_WORK TASK_. In the entries below, how many lines contain the word "Cursos"? State the number and nothing more.

_MATERIAL SUPPLIED_.
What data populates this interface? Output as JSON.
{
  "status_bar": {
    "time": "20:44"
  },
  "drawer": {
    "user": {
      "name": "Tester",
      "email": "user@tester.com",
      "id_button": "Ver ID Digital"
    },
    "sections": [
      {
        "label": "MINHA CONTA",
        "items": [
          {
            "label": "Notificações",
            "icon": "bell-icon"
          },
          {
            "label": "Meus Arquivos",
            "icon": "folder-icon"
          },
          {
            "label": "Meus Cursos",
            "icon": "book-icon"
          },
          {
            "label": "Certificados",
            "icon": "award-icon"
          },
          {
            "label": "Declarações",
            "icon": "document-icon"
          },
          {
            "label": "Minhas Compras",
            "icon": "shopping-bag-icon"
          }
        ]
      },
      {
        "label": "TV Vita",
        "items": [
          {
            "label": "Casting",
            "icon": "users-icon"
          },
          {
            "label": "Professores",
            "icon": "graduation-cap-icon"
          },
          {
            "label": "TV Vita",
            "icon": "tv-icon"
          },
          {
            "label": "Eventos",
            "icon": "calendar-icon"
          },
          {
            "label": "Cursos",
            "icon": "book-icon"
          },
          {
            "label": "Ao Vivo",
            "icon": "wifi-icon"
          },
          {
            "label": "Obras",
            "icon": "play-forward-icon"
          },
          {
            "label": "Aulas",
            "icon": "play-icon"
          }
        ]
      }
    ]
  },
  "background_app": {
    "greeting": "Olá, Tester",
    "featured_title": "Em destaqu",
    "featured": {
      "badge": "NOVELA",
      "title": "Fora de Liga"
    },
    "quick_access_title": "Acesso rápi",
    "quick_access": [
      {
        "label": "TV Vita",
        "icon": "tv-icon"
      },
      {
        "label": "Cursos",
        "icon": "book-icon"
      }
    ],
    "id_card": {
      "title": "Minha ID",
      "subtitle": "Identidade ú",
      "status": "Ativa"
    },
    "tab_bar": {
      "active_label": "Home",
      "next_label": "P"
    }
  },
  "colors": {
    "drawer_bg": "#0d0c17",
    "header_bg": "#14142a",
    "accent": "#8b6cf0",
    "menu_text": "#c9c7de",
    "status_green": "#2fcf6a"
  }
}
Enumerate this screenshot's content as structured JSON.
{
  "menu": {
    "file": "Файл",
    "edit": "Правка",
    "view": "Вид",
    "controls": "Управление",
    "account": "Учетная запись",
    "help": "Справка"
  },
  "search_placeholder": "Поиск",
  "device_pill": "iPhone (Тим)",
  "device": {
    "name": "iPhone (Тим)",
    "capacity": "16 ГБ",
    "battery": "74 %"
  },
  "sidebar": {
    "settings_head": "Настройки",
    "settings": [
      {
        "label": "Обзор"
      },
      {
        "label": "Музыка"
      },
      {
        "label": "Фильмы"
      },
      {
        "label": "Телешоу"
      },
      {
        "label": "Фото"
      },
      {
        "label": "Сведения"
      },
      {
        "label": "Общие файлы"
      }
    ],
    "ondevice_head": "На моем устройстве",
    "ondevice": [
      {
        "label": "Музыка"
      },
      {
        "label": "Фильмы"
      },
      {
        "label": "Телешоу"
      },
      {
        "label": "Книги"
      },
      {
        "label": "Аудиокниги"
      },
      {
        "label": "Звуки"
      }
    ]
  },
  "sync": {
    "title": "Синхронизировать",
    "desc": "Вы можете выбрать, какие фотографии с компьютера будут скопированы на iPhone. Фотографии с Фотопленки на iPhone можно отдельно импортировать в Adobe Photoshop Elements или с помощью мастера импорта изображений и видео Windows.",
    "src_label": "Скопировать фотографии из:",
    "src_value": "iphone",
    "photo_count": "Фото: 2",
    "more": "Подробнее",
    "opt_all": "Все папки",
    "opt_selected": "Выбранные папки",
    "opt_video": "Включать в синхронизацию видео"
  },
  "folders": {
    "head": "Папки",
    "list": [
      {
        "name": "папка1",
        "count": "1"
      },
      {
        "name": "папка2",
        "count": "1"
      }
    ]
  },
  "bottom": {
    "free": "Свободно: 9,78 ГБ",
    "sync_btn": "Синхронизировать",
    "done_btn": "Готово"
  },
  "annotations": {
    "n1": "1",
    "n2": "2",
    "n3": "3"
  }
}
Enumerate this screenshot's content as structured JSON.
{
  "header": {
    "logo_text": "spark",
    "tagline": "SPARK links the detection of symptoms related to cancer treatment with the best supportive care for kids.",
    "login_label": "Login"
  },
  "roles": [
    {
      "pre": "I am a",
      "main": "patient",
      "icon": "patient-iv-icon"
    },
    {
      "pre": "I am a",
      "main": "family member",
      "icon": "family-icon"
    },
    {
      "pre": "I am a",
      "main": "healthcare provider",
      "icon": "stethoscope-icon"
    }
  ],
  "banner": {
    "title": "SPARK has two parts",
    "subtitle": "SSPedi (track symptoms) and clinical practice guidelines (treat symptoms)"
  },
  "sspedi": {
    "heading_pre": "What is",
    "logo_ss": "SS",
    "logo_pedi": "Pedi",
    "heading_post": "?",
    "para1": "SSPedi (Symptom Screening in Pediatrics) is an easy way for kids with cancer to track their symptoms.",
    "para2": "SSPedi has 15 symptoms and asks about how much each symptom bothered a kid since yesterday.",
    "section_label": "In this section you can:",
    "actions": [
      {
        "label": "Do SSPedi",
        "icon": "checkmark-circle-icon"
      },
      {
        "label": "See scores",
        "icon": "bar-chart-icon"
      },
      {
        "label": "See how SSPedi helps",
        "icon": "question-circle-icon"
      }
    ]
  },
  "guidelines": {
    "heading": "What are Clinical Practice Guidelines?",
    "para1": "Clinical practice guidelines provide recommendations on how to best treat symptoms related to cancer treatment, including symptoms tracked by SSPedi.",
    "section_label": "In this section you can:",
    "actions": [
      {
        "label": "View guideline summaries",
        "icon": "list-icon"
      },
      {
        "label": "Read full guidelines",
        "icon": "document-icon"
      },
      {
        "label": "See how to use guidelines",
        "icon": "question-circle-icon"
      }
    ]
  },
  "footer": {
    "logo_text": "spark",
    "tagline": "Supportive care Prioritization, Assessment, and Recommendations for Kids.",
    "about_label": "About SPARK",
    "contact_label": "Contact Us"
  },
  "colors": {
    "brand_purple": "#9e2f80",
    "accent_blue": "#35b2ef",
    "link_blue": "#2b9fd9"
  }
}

_ANSWER SECTION_. 3